"Urban agriculture can be defined shortly as the growing of plants and the raising of animals within and around cities. The most striking feature of urban agriculture, which distinguishes it from rural agriculture, is that it is integrated into the urban economic and ecological system: urban agriculture is embedded in -and interacting with- the urban ecosystem. Such linkages include the use of urban residents as labourers, use of typical urban resources (like organic waste as compost and urban wastewater for irrigation), direct links with urban consumers, direct impacts on urban ecology (positive and negative), being part of the urban food system, competing for land with other urban functions, being influenced by urban policies and plans, etc. Urban agriculture is not a relict of the past that will fade away (urban agriculture increases when the city grows) nor brought to the city by rural immigrants that will lose their rural habits over time. It is an integral part of the urban system.

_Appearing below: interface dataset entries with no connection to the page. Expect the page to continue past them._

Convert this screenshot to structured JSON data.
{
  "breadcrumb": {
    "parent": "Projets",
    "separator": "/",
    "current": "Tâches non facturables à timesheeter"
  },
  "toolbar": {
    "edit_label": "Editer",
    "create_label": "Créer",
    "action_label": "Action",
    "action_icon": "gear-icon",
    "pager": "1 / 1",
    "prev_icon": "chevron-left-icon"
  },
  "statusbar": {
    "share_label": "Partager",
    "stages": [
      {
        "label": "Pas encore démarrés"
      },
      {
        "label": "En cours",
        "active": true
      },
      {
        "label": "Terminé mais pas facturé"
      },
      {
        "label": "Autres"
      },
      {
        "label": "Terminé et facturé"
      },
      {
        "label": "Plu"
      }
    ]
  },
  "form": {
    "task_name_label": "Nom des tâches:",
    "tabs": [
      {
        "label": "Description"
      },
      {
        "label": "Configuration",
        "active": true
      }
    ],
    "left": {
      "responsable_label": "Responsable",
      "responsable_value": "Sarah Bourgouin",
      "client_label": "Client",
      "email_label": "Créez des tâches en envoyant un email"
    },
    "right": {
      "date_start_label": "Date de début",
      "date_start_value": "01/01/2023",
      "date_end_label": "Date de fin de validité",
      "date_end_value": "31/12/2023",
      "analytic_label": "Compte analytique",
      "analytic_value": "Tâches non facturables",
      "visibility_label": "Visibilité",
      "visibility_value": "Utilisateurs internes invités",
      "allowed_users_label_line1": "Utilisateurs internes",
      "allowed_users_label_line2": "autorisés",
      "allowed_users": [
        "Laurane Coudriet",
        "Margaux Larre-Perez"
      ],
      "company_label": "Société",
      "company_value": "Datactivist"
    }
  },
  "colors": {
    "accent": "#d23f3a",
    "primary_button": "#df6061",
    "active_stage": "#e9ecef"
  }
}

It was the development of agriculture some 10,000 years ago that made cities possible and it has sustained their growth over the millennia. This sustenance is becoming problematic in an era when a majority of humans are for the first time residing in urban areas—at the same time as the species is dealing with global climate change. The principal threat to the human species from this climate change is to agriculture. The UN projects a global population in 2050 of 9 billion, 70 percent of whom will live in cities. This population will require about 70 percent more food that the 2009 population. Meanwhile, expanding cities coupled with the floods and droughts expected from global climate change will reduce the store of arable land. The upshot of these changes is that our species must enhance its food production on a large scale, and do so in a sustainable fashion.
On the one hand, the potential for urban agriculture to play a substantial role in urban poverty and food insecurity reduction should not be overemphasized, as its share in income and overall agricultural production is often quite limited. On the other hand, though, its role should also not be too easily dismissed, particularly in much of Africa and in all those countries in which agriculture provides a substantial share of income for the urban poor, and for those groups of households to which it constitutes an important source of livelihoods."